Christian B&B owners lose court bid

Peter and Hazelmary Bull. Photo: Ben Birchall/PA Wire

Christian guest house owners who were ordered to pay damages after turning away a gay couple have lost a fight in the UK's highest court.

Peter Bull, 74, and his wife Hazelmary, 69, had asked the Supreme Court to decide whether their decision to refuse to let Martyn Hall and his civil partner Steven Preddy stay in a double room constituted sex discrimination under equality legislation.

Five Supreme Court justices ruled against them today after analysing the case at a hearing in London in October.

The couple, who run a guest house in Marazion, Cornwall, had previously lost fights in a County Court and the Court of Appeal.

The Chymorvah Hotel in Marazion. Credit: ITV News West Country

In 2011 a judge at Bristol County Court concluded that the Bulls acted unlawfully and ordered them to pay a total of £3,600 damages.

In 2012 the Court of Appeal dismissed an appeal by the Bulls following a hearing in London.

The couple had asked the Supreme Court to overrule the Court of Appeal.

The Bulls said they thought that any sex outside marriage was "a sin" - and denied discriminating against Mr Hall and Mr Preddy.

They said their decision was founded on a "religiously-informed judgment of conscience".

Mr Hall and Mr Preddy said they were victims of discrimination.

Steven Preddy (left) and Martyn Hall. Credit: Ben Birchall/PA Wire

Sexual orientation is a core component of a person's identity which requires fulfilment through relationships with others of the same orientation.

Homosexuals "were long denied the possibility of fulfilling themselves through relationships with others"

This was an affront to their dignity as human beings which our law has now (some would say belatedly) recognised.

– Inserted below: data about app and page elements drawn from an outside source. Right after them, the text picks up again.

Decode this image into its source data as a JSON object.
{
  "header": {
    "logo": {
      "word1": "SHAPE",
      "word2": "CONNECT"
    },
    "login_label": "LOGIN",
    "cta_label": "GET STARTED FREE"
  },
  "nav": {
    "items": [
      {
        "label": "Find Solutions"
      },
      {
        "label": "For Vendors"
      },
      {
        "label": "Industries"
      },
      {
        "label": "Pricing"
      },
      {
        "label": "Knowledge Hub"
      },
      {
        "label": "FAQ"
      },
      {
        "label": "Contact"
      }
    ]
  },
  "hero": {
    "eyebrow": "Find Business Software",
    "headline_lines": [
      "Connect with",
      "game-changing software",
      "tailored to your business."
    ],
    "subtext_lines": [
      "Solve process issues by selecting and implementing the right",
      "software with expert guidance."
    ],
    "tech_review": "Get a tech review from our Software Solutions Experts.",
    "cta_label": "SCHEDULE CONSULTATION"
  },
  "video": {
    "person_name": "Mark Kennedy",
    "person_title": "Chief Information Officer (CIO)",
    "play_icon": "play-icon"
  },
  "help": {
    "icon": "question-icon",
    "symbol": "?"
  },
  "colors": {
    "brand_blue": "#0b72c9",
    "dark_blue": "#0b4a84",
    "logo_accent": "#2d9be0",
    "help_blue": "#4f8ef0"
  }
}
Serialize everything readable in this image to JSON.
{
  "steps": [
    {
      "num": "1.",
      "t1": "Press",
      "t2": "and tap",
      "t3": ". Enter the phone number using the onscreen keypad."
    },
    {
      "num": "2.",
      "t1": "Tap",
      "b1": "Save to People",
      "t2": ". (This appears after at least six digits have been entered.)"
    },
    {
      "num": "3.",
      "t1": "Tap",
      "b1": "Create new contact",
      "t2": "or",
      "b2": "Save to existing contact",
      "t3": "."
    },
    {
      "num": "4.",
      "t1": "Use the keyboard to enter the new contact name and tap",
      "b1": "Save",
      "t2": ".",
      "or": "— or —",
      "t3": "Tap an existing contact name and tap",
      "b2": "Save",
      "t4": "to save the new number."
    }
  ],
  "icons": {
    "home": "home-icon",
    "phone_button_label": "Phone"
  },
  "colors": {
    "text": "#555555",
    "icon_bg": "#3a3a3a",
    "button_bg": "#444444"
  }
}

Homosexuals can enjoy the same freedom and the same relationships as any others. But we should not under-estimate the continuing legacy of those centuries of discrimination, persecution even, which is still going on in many parts of the world.

It is no doubt for that reason that Strasbourg requires 'very weighty reasons' to justify discrimination on grounds of sexual orientation.

It is for that reason that we should be slow to accept that prohibiting hotel-keepers from discriminating against homosexuals is a disproportionate limitation on their right to manifest their religion.

– Lady Hale, deputy president of the Supreme Court

Obviously, we are deeply disappointed and saddened by the outcome.

We are just ordinary Christians who believe in the importance of marriage as the union of one man and one woman.

Our B&B is not just our business, it's our home. All we have ever tried to do is live according to our own values, under our own roof.

These beliefs are not based on hostility to anyone - we certainly bear no ill will to Steven and Martyn. Our policy is based on our sincere beliefs about marriage.

Britain ought to be a country of freedom and tolerance, but it seems religious beliefs must play second fiddle to the new orthodoxy of political correctness.

– Hazelmary Bull

What this case shows is that the powers of political correctness have reached all the way to the top of the judicial tree. So much so that even the Supreme Court dare not say anything against gay rights.

Writing the main opinion in the ruling, Lady Hale effectively said gay rights are almost untouchable because of the rulings by European judges.

Combine that with gay marriage, and it's a recipe for all sorts of threats to people who believe in traditional marriage.

This ruling is another slap in the face to Christians, and shows that the elite institutions are saturated with a liberal mindset which cares little about religious freedom.

– Mike Judge, Christian Institute spokesman

The courts have been very clear throughout this long-running case that same-sex couples should not be subjected to discrimination when accessing services.

This is what Parliament intended when it approved the 2007 Sexual Orientation Regulations and then passed the Equality Act 2010, well aware that gay men and lesbians have long suffered discrimination when seeking to stay away from home as a couple.

If Mr Preddy and Mr Hall were hotel keepers who had refused a room to Mr and Mrs Bull, because they were Christians, or because they were an opposite sex couple, the commission would have been just as ready to support Mr and Mrs Bull in their claim.

Each of these parties has the same right to be protected against discrimination by the other.

– Wendy Hewitt, deputy legal director, Equality and Human Rights Commission